Wednesday, March 18, 2009

Marches: Urbino Celebrates Young Raphael: Urbino played key role in Renaissance master's training

Marches: Urbino Celebrates Young Raphael: Urbino played key role in Renaissance master's training

(ANSA) Urbino, March 18 - The youthful experiences and early artworks of a man who would become one of the greatest Renaissance masters are spotlighted in an upcoming exhibition in this eastern Italian town of Urbino.

"Raphael" - Raphael Sanzio was born in Urbino in 1483, completed his training by age 17 and had already created a series of important artworks for his hometown by the time he left four years later.

Entitled Raphael And Urbino, the exhibition sets out to explore the two-way exchange between the youthful artist and his hometown, looking at how each influenced the other. ''This show will explain Raphael in the context of Urbino, not just as his birthplace but as a town that played a vital role in his training,'' said Marche region culture chief Lorenza Mochi Onori.

''Urbino remained an essential point of reference for the artist throughout his life, which can be seen in the fact he always signed his works 'Raphael Urbinas'''.

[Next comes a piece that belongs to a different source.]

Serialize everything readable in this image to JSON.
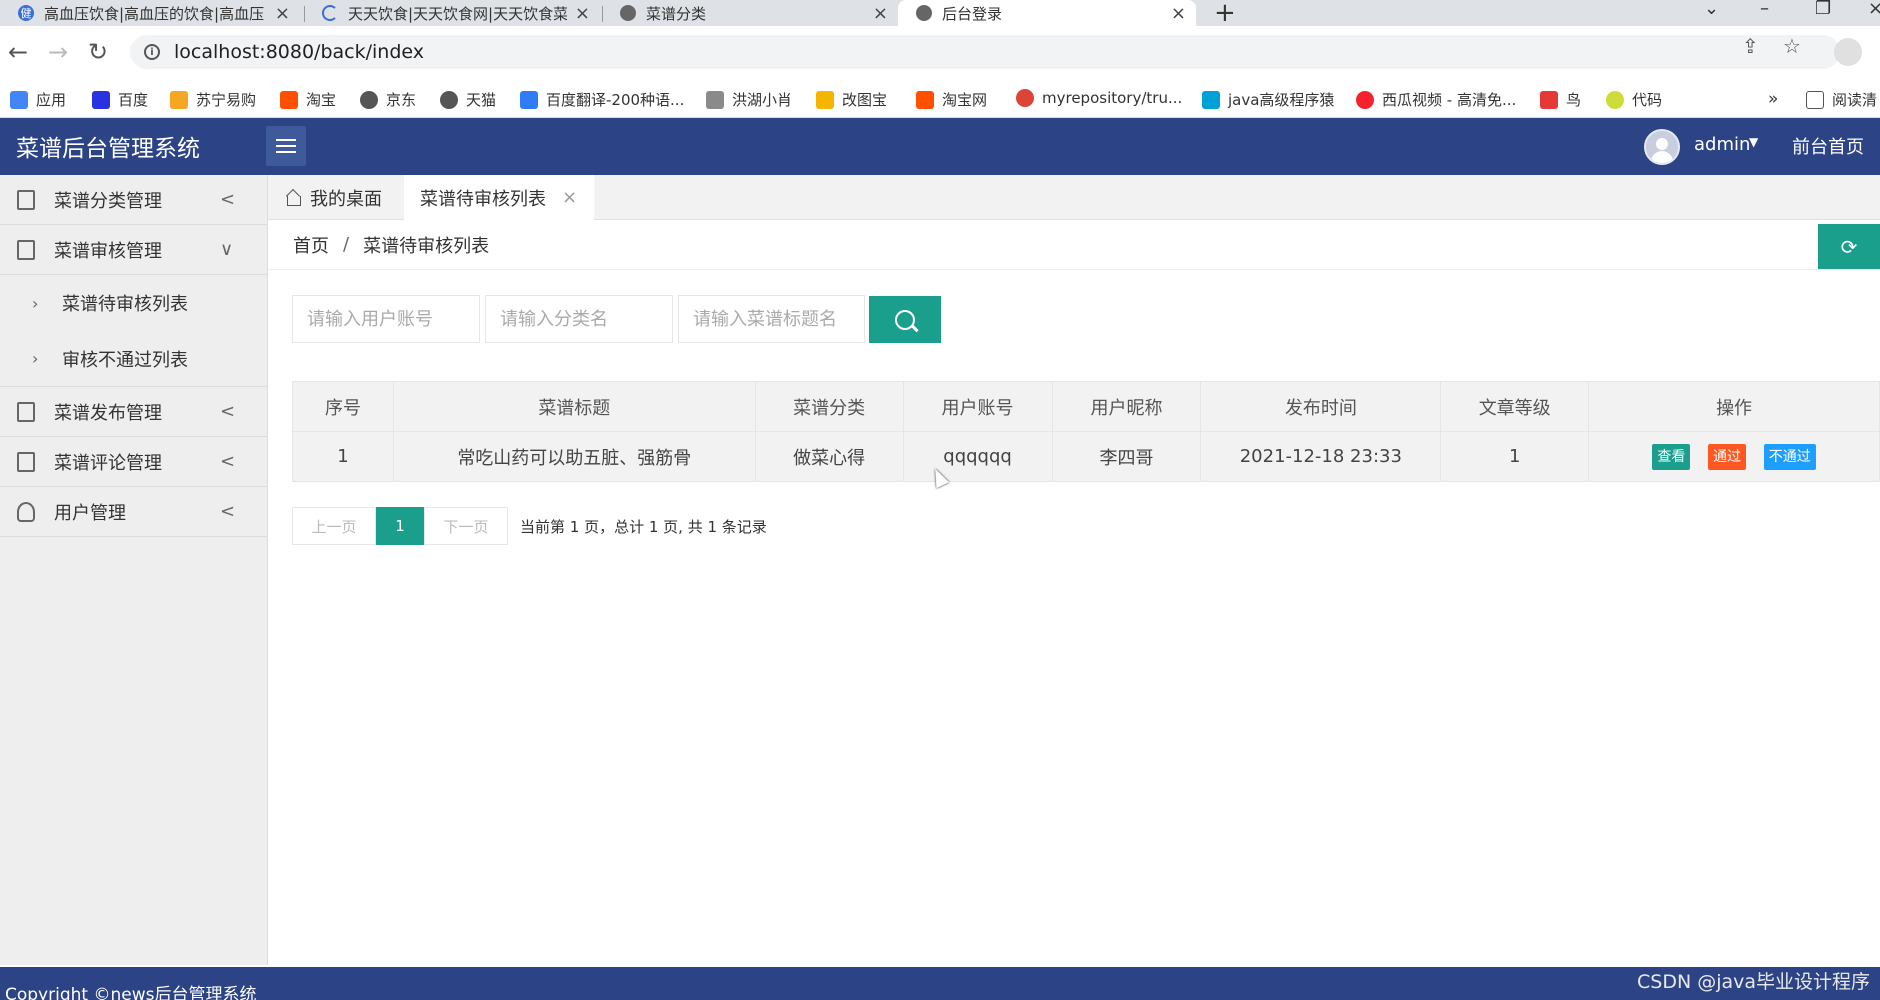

The main attraction will be 20 paintings and 19 drawings by a young Raphael.

These include 'The Resurrection of Christ', on loan from the Sao Paolo Museum in Brazil, 'The Holy Family with a Lamb' from the Prado in Madrid, and a section of an altarpiece showing the bust of an angel, from Brescia. In addition, the exhibit will also feature 32 paintings and 10 drawings by artists close to Raphael.

Raphael died in Rome in 1520 on his 37th birthday. He lives today inside the Pantheon, one of Rome's greatest buildings. Also buried in the Pantheon are Vittorio Emanuele II and Umberto I, as well as Umberto's Queen, Margherita, which is who the Pizza Margherita is named during a visit to Naples, is also in the Pantheon next to Vittorrio Emanuele. Also buried in the Pantheon s another painter like Raphael Annibale Carracci, the composer Arcangelo Corelli, and the architect Baldassare Peruzzi.

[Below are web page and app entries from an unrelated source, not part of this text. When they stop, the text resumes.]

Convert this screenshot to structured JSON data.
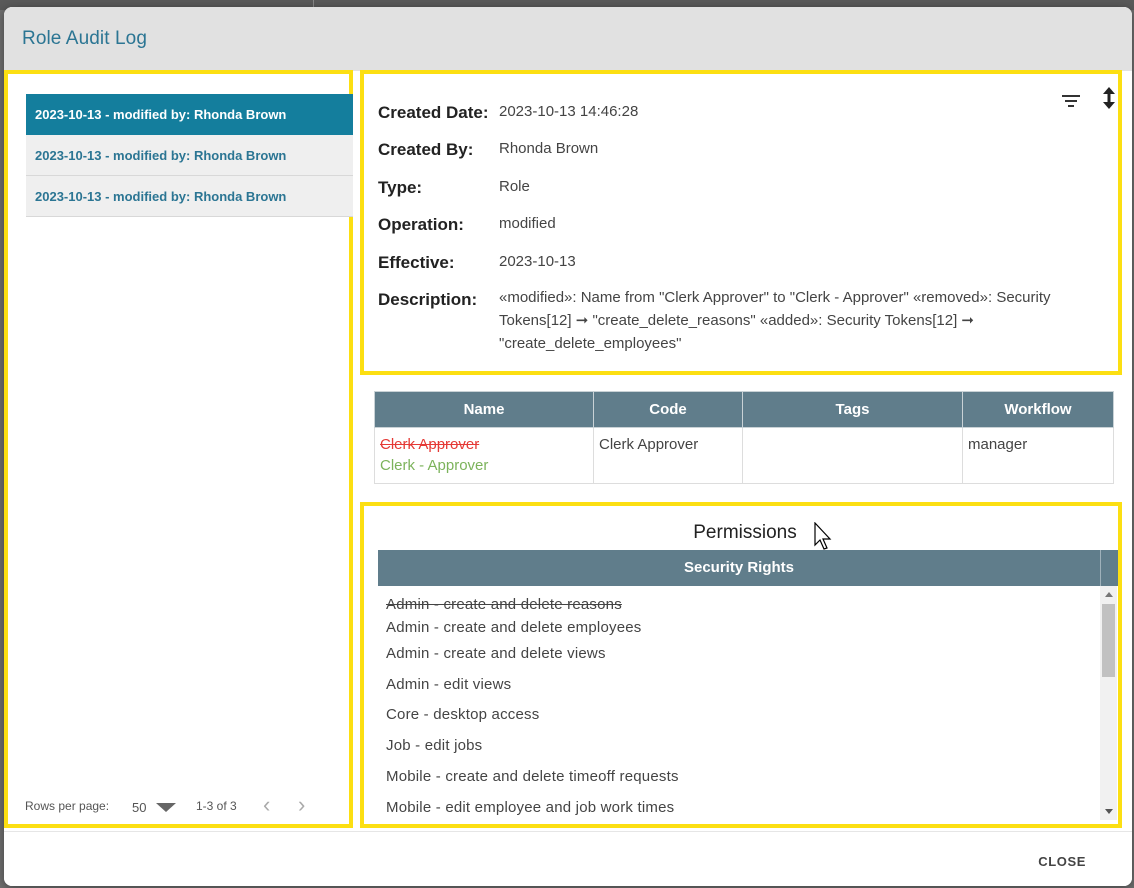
{
  "dialog": {
    "title": "Role Audit Log",
    "close_label": "CLOSE"
  },
  "audit_list": {
    "items": [
      {
        "label": "2023-10-13 - modified by: Rhonda Brown",
        "selected": true
      },
      {
        "label": "2023-10-13 - modified by: Rhonda Brown",
        "selected": false
      },
      {
        "label": "2023-10-13 - modified by: Rhonda Brown",
        "selected": false
      }
    ],
    "pagination": {
      "rows_per_page_label": "Rows per page:",
      "rows_per_page_value": "50",
      "range_label": "1-3 of 3"
    }
  },
  "details": {
    "created_date_label": "Created Date:",
    "created_date": "2023-10-13 14:46:28",
    "created_by_label": "Created By:",
    "created_by": "Rhonda Brown",
    "type_label": "Type:",
    "type": "Role",
    "operation_label": "Operation:",
    "operation": "modified",
    "effective_label": "Effective:",
    "effective": "2023-10-13",
    "description_label": "Description:",
    "description": "«modified»: Name from \"Clerk Approver\" to \"Clerk - Approver\" «removed»: Security Tokens[12] ➞ \"create_delete_reasons\" «added»: Security Tokens[12] ➞ \"create_delete_employees\""
  },
  "role_table": {
    "headers": [
      "Name",
      "Code",
      "Tags",
      "Workflow"
    ],
    "row": {
      "name_old": "Clerk Approver",
      "name_new": "Clerk - Approver",
      "code": "Clerk Approver",
      "tags": "",
      "workflow": "manager"
    }
  },
  "permissions": {
    "title": "Permissions",
    "column_header": "Security Rights",
    "items": [
      {
        "label": "Admin - create and delete reasons",
        "status": "removed"
      },
      {
        "label": "Admin - create and delete employees",
        "status": "added"
      },
      {
        "label": "Admin - create and delete views",
        "status": "unchanged"
      },
      {
        "label": "Admin - edit views",
        "status": "unchanged"
      },
      {
        "label": "Core - desktop access",
        "status": "unchanged"
      },
      {
        "label": "Job - edit jobs",
        "status": "unchanged"
      },
      {
        "label": "Mobile - create and delete timeoff requests",
        "status": "unchanged"
      },
      {
        "label": "Mobile - edit employee and job work times",
        "status": "unchanged"
      }
    ]
  },
  "colors": {
    "accent": "#2b7593",
    "selected_row": "#147e9d",
    "table_header": "#607d8b",
    "removed": "#e53935",
    "added": "#7cb35b",
    "highlight_border": "#fcdf12"
  },
  "icons": [
    "filter-icon",
    "sort-vertical-icon",
    "chevron-left-icon",
    "chevron-right-icon",
    "mouse-cursor-icon"
  ]
}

Despite his short life, Raphael rose to become one of the most acclaimed painters of his time.

He was taught by his father Giovanni Santi - a painter whom 16th century art critic and painter Giorgio Vasari dismissed as possessing zero talent - and inspired by Leonardo da Vinci and Michelangelo.

The work on display includes pieces by his father, who was court painter to the duke of Urbino and owned a busy workshop. The third section features a collection of locally produced Renaissance ceramics bearing images by Raphael. Of particular interest here is a rare ceramic created using an original design by Raphael rather than an engraving.

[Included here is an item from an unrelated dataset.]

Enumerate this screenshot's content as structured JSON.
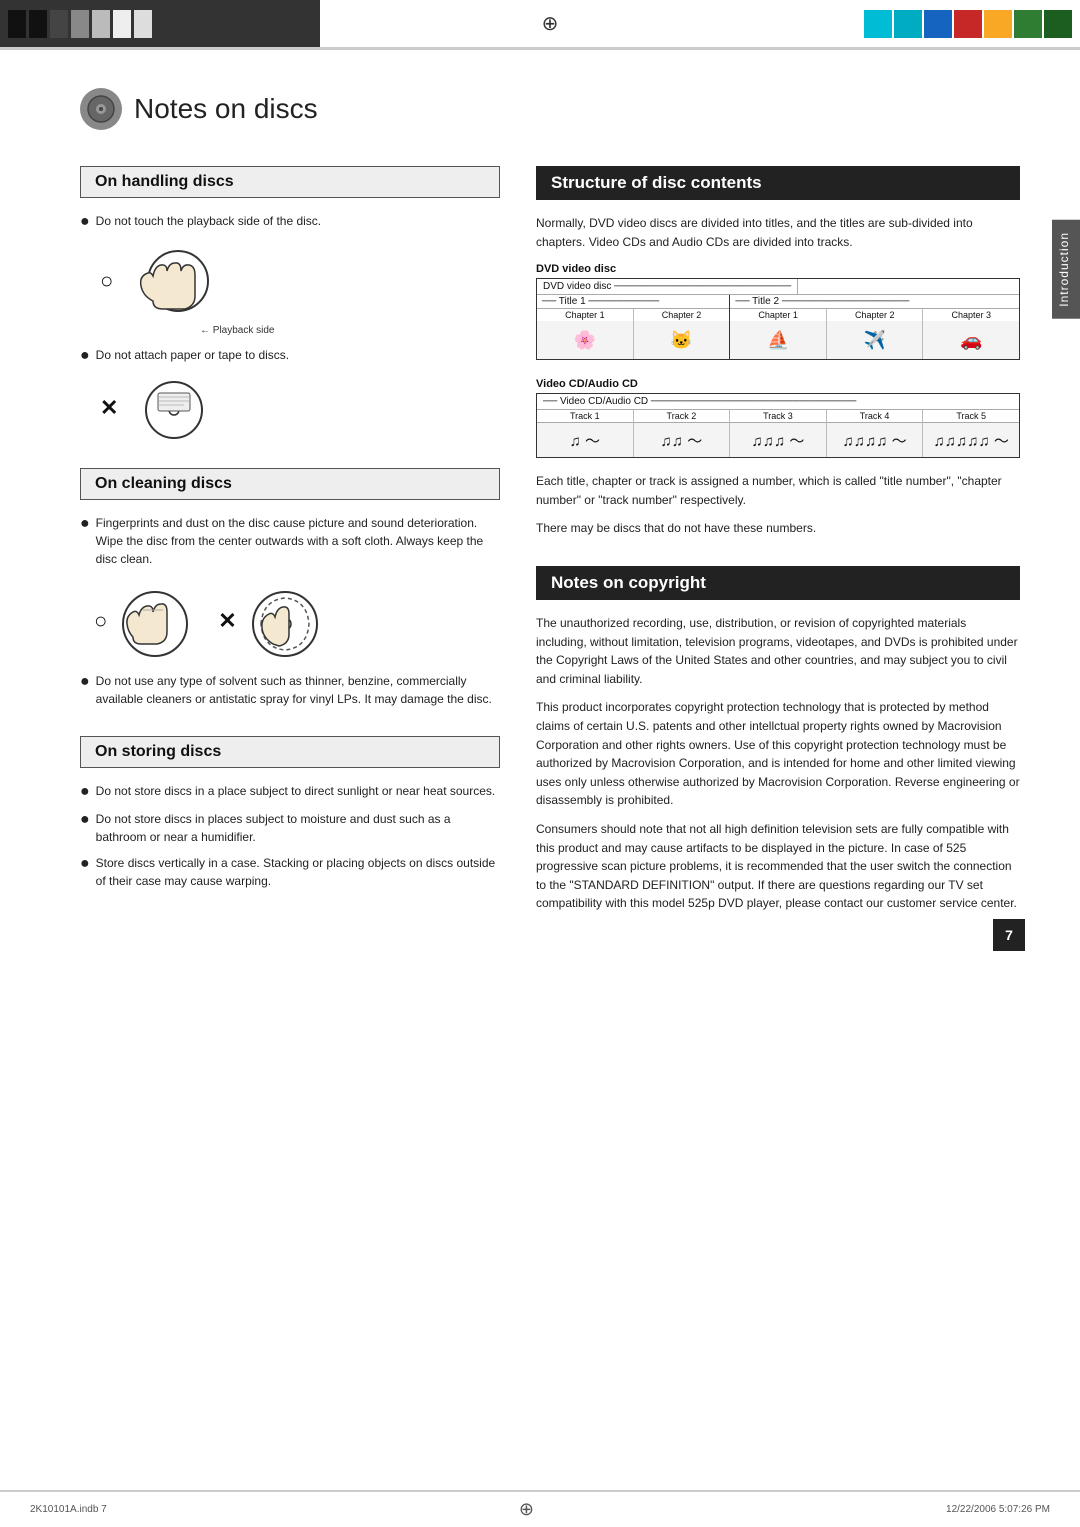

Raphael's vocation for art was apparent at an early age, and he is thought to have played an important role in his father's workshop.

His duties probably increased after his father's death in 1494, although he later trained under Umbrian master Pietro Perugino. Raphael was considered fully trained by 1501 and his first documented commission was an altarpiece for a church in Citta' di Castello, a town halfway between Perugia and Urbino.

Over the next few years, he painted a series of works for churches in Urbino, many of which still survive. In 1504, he moved to Florence for four years before spending the final 12 years of his life in Rome, where Pope Julius II commissioned him to decorate four rooms in the papal apartment, now known as the Raphael Rooms.

The exhibition, entitled 'Raffaello e Urbino', is on show in the Palazzo Ducale in Urbino from April 4 until July 12.

photo: Raphael's The Holy Family with a Lamb.

Labels: , , , , ,


Post a Comment

Subscribe to Post Comments [Atom]

<< Home